> **What you are asked to do**: Retype every record below exactly as it appears.

[Dataset rows describing interfaces]
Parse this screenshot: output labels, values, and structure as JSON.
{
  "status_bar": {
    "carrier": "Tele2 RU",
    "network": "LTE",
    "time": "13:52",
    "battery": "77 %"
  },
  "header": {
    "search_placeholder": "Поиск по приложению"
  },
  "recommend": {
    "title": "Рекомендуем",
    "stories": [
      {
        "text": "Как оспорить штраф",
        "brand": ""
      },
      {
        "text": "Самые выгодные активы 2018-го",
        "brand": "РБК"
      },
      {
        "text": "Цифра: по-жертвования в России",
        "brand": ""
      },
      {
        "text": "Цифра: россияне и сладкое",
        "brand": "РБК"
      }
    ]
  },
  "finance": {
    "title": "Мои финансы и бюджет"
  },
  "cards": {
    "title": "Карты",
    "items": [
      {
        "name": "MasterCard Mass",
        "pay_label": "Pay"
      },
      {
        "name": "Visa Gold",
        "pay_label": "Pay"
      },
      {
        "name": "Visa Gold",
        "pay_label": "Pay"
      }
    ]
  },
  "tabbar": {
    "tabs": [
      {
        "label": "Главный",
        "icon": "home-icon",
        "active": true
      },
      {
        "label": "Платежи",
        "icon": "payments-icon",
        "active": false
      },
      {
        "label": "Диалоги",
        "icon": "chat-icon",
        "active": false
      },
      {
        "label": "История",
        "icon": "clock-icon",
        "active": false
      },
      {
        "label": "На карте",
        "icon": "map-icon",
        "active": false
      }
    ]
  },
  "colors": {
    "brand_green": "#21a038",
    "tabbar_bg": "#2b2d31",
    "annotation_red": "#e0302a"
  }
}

> **The answer**:
Parse this screenshot: output labels, values, and structure as JSON.
{
  "status_bar": {
    "carrier": "Tele2 RU",
    "network": "LTE",
    "time": "13:52",
    "battery": "77 %"
  },
  "header": {
    "search_placeholder": "Поиск по приложению"
  },
  "recommend": {
    "title": "Рекомендуем",
    "stories": [
      {
        "text": "Как оспорить штраф",
        "brand": ""
      },
      {
        "text": "Самые выгодные активы 2018-го",
        "brand": "РБК"
      },
      {
        "text": "Цифра: по-жертвования в России",
        "brand": ""
      },
      {
        "text": "Цифра: россияне и сладкое",
        "brand": "РБК"
      }
    ]
  },
  "finance": {
    "title": "Мои финансы и бюджет"
  },
  "cards": {
    "title": "Карты",
    "items": [
      {
        "name": "MasterCard Mass",
        "pay_label": "Pay"
      },
      {
        "name": "Visa Gold",
        "pay_label": "Pay"
      },
      {
        "name": "Visa Gold",
        "pay_label": "Pay"
      }
    ]
  },
  "tabbar": {
    "tabs": [
      {
        "label": "Главный",
        "icon": "home-icon",
        "active": true
      },
      {
        "label": "Платежи",
        "icon": "payments-icon",
        "active": false
      },
      {
        "label": "Диалоги",
        "icon": "chat-icon",
        "active": false
      },
      {
        "label": "История",
        "icon": "clock-icon",
        "active": false
      },
      {
        "label": "На карте",
        "icon": "map-icon",
        "active": false
      }
    ]
  },
  "colors": {
    "brand_green": "#21a038",
    "tabbar_bg": "#2b2d31",
    "annotation_red": "#e0302a"
  }
}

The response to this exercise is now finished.